Thinking back on my civics class in high school, I remember where Congress writes the laws of the land and the Supreme Court says if they are constitutional or not. I do not remember the Supreme Court having the legal ability to write laws, period.

In the two just-settled cases that are generating so much interest, the upholding of the ACA case, whether you agree with the decision or not, they have ruled the law is constitutional. If the law is to be changed, it must go to Congress, and they must change the law and have the president sign it. I see no problem here.

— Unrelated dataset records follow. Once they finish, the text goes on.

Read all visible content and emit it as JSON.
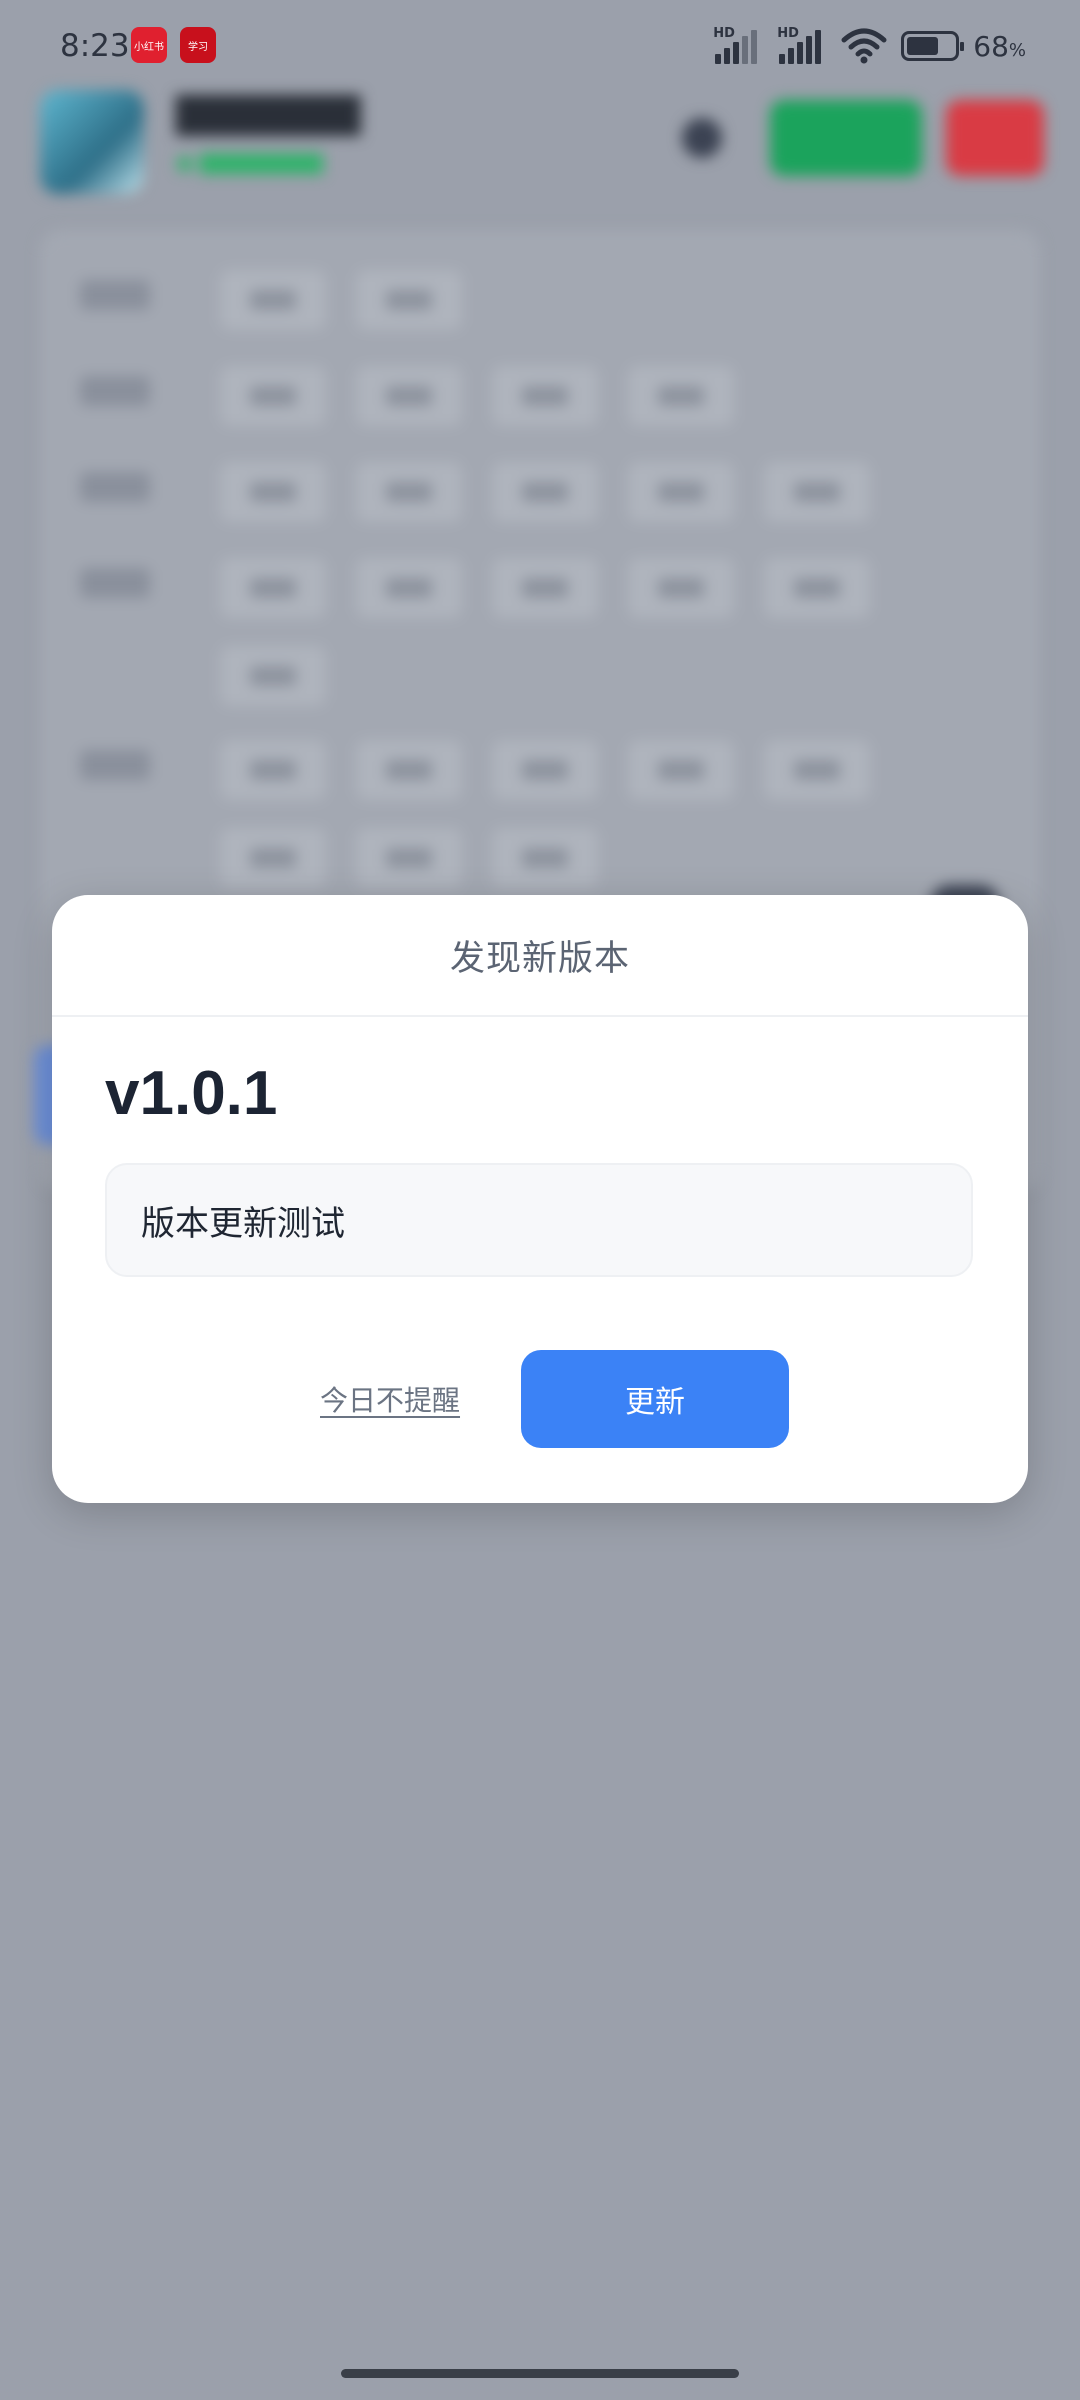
{
  "status_bar": {
    "time": "8:23",
    "app_icon_1": "小红书",
    "app_icon_2": "学习",
    "signal_1_label": "HD",
    "signal_2_label": "HD",
    "battery_percent": "68",
    "battery_unit": "%",
    "battery_level": 0.68
  },
  "dialog": {
    "title": "发现新版本",
    "version": "v1.0.1",
    "release_notes": "版本更新测试",
    "skip_label": "今日不提醒",
    "update_label": "更新",
    "accent_color": "#3b82f6"
  }
}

In the homosexual marriage case, there is a difference. What the Supreme Court has ruled is that laws that discriminate on a sexual preference in issuing marriage licenses are in violation of the Constitution. That does not mean that homosexual marriage is now the law of the land. Remember the Supreme Court cannot write laws, just approve or disapprove those laws that are written. States now have the right to rewrite their laws to comply with those problems found in the current laws by the Supreme Court. And the opponents of those laws have the right to go through the legal process of appealing the new laws.

A good example of my argument is the past actions on the death penalty cases. The Supreme Court ruled the death penalty, as written, was unconstitutional. The states then had the option of correcting the law, as written, or doing away with the death penalty. States did both, and the death penalty has now been found constitutional, although under continuous attack by anti-death penalty segments.

On a personal basis, I do not have any problem with homosexual marriage as presented. They represent a very small number of the population, and implementation of such affects no one but the participants. If you do not agree with homosexual marriage, do not participate.

The ACA, on the other hand, cost the vast majority much more in resources and helps only a very few who had no insurance before and are now covered. To point to the 7 million to 8 million enrolled in the program as a bountiful success is total baloney; most of those participating in the program had insurance prior to the act. So using that inflated number as a sign of success is a political lie.

Thomas Winn

retired business management manager

Baton Rouge